* Task
Please tally the lines in the material below that contain the word "châu", and give the count only.

* Provided records
□ □ □ □

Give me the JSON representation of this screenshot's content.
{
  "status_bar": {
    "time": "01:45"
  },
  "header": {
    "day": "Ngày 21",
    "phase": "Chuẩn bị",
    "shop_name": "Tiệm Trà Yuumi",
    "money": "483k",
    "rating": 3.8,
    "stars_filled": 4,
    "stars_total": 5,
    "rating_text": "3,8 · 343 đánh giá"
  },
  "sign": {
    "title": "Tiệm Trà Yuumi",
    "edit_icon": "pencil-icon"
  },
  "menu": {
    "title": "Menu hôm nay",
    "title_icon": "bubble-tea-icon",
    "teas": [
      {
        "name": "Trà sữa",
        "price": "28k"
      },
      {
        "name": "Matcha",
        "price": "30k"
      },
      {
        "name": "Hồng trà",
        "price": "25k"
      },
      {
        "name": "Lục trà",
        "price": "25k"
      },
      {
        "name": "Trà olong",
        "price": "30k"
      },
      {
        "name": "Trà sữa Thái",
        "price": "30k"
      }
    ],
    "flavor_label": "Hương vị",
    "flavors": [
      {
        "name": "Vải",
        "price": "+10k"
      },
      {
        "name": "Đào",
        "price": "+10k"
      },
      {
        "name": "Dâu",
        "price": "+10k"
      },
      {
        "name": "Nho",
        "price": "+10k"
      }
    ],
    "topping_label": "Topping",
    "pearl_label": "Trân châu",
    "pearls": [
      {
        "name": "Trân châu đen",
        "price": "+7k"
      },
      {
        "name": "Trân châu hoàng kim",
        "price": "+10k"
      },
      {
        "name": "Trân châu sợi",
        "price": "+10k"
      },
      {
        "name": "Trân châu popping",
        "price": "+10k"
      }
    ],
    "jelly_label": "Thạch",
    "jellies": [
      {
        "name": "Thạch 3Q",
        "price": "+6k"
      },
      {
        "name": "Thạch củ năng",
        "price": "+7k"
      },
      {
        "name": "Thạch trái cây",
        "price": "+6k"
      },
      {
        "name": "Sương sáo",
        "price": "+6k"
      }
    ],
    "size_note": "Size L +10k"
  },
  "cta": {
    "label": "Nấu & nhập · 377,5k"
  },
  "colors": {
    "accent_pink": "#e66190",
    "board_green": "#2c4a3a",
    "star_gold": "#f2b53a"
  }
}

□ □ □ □

* Written response
5